Records shown:
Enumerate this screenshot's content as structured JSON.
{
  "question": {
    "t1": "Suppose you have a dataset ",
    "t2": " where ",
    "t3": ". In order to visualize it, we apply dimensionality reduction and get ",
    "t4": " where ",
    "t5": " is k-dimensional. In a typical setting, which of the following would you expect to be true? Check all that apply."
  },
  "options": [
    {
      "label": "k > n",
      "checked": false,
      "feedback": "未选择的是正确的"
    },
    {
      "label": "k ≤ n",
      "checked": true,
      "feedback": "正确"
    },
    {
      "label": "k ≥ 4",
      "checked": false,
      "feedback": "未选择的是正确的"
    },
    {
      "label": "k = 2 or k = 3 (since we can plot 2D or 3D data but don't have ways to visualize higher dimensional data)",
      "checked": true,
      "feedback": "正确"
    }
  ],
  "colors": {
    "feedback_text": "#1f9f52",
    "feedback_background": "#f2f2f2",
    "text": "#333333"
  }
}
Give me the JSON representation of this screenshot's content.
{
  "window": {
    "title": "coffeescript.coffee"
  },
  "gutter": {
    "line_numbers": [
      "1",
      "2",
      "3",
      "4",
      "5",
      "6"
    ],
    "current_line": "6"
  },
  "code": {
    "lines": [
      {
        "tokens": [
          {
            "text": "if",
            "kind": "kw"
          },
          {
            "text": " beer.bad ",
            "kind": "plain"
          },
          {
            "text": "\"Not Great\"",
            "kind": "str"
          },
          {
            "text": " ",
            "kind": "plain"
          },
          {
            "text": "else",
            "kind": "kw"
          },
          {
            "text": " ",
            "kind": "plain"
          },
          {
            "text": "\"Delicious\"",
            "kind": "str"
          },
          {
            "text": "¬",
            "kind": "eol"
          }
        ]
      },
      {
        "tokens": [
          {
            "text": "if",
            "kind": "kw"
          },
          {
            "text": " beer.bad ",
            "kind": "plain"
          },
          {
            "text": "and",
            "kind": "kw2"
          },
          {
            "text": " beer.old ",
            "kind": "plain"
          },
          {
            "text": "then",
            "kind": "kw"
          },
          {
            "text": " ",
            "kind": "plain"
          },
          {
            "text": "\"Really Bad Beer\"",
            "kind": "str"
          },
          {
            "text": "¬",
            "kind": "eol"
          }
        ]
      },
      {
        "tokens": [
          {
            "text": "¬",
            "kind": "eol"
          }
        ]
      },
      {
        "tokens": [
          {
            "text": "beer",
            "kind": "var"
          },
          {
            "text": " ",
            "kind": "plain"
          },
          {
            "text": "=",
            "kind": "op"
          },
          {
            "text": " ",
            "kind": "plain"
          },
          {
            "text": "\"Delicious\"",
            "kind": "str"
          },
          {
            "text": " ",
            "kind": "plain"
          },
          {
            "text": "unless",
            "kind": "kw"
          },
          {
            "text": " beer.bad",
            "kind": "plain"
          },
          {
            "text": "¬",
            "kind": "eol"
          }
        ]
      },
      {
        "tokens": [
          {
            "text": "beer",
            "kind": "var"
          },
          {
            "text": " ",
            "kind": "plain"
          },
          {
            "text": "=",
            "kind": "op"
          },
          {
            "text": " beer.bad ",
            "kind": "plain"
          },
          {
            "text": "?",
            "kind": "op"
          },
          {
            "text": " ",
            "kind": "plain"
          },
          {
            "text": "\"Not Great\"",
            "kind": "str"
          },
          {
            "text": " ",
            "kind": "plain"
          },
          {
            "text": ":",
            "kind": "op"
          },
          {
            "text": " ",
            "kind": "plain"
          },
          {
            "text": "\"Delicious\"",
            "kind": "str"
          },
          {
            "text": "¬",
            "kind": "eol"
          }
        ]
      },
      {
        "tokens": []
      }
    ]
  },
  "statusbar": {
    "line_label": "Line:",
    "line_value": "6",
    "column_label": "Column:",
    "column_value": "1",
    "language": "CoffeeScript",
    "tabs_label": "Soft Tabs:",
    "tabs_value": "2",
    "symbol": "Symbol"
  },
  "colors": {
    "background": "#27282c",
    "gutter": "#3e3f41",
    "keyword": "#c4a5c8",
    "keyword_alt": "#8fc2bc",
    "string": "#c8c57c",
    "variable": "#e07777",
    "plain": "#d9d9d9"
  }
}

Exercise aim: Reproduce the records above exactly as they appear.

Written response:
Enumerate this screenshot's content as structured JSON.
{
  "question": {
    "t1": "Suppose you have a dataset ",
    "t2": " where ",
    "t3": ". In order to visualize it, we apply dimensionality reduction and get ",
    "t4": " where ",
    "t5": " is k-dimensional. In a typical setting, which of the following would you expect to be true? Check all that apply."
  },
  "options": [
    {
      "label": "k > n",
      "checked": false,
      "feedback": "未选择的是正确的"
    },
    {
      "label": "k ≤ n",
      "checked": true,
      "feedback": "正确"
    },
    {
      "label": "k ≥ 4",
      "checked": false,
      "feedback": "未选择的是正确的"
    },
    {
      "label": "k = 2 or k = 3 (since we can plot 2D or 3D data but don't have ways to visualize higher dimensional data)",
      "checked": true,
      "feedback": "正确"
    }
  ],
  "colors": {
    "feedback_text": "#1f9f52",
    "feedback_background": "#f2f2f2",
    "text": "#333333"
  }
}
Give me the JSON representation of this screenshot's content.
{
  "window": {
    "title": "coffeescript.coffee"
  },
  "gutter": {
    "line_numbers": [
      "1",
      "2",
      "3",
      "4",
      "5",
      "6"
    ],
    "current_line": "6"
  },
  "code": {
    "lines": [
      {
        "tokens": [
          {
            "text": "if",
            "kind": "kw"
          },
          {
            "text": " beer.bad ",
            "kind": "plain"
          },
          {
            "text": "\"Not Great\"",
            "kind": "str"
          },
          {
            "text": " ",
            "kind": "plain"
          },
          {
            "text": "else",
            "kind": "kw"
          },
          {
            "text": " ",
            "kind": "plain"
          },
          {
            "text": "\"Delicious\"",
            "kind": "str"
          },
          {
            "text": "¬",
            "kind": "eol"
          }
        ]
      },
      {
        "tokens": [
          {
            "text": "if",
            "kind": "kw"
          },
          {
            "text": " beer.bad ",
            "kind": "plain"
          },
          {
            "text": "and",
            "kind": "kw2"
          },
          {
            "text": " beer.old ",
            "kind": "plain"
          },
          {
            "text": "then",
            "kind": "kw"
          },
          {
            "text": " ",
            "kind": "plain"
          },
          {
            "text": "\"Really Bad Beer\"",
            "kind": "str"
          },
          {
            "text": "¬",
            "kind": "eol"
          }
        ]
      },
      {
        "tokens": [
          {
            "text": "¬",
            "kind": "eol"
          }
        ]
      },
      {
        "tokens": [
          {
            "text": "beer",
            "kind": "var"
          },
          {
            "text": " ",
            "kind": "plain"
          },
          {
            "text": "=",
            "kind": "op"
          },
          {
            "text": " ",
            "kind": "plain"
          },
          {
            "text": "\"Delicious\"",
            "kind": "str"
          },
          {
            "text": " ",
            "kind": "plain"
          },
          {
            "text": "unless",
            "kind": "kw"
          },
          {
            "text": " beer.bad",
            "kind": "plain"
          },
          {
            "text": "¬",
            "kind": "eol"
          }
        ]
      },
      {
        "tokens": [
          {
            "text": "beer",
            "kind": "var"
          },
          {
            "text": " ",
            "kind": "plain"
          },
          {
            "text": "=",
            "kind": "op"
          },
          {
            "text": " beer.bad ",
            "kind": "plain"
          },
          {
            "text": "?",
            "kind": "op"
          },
          {
            "text": " ",
            "kind": "plain"
          },
          {
            "text": "\"Not Great\"",
            "kind": "str"
          },
          {
            "text": " ",
            "kind": "plain"
          },
          {
            "text": ":",
            "kind": "op"
          },
          {
            "text": " ",
            "kind": "plain"
          },
          {
            "text": "\"Delicious\"",
            "kind": "str"
          },
          {
            "text": "¬",
            "kind": "eol"
          }
        ]
      },
      {
        "tokens": []
      }
    ]
  },
  "statusbar": {
    "line_label": "Line:",
    "line_value": "6",
    "column_label": "Column:",
    "column_value": "1",
    "language": "CoffeeScript",
    "tabs_label": "Soft Tabs:",
    "tabs_value": "2",
    "symbol": "Symbol"
  },
  "colors": {
    "background": "#27282c",
    "gutter": "#3e3f41",
    "keyword": "#c4a5c8",
    "keyword_alt": "#8fc2bc",
    "string": "#c8c57c",
    "variable": "#e07777",
    "plain": "#d9d9d9"
  }
}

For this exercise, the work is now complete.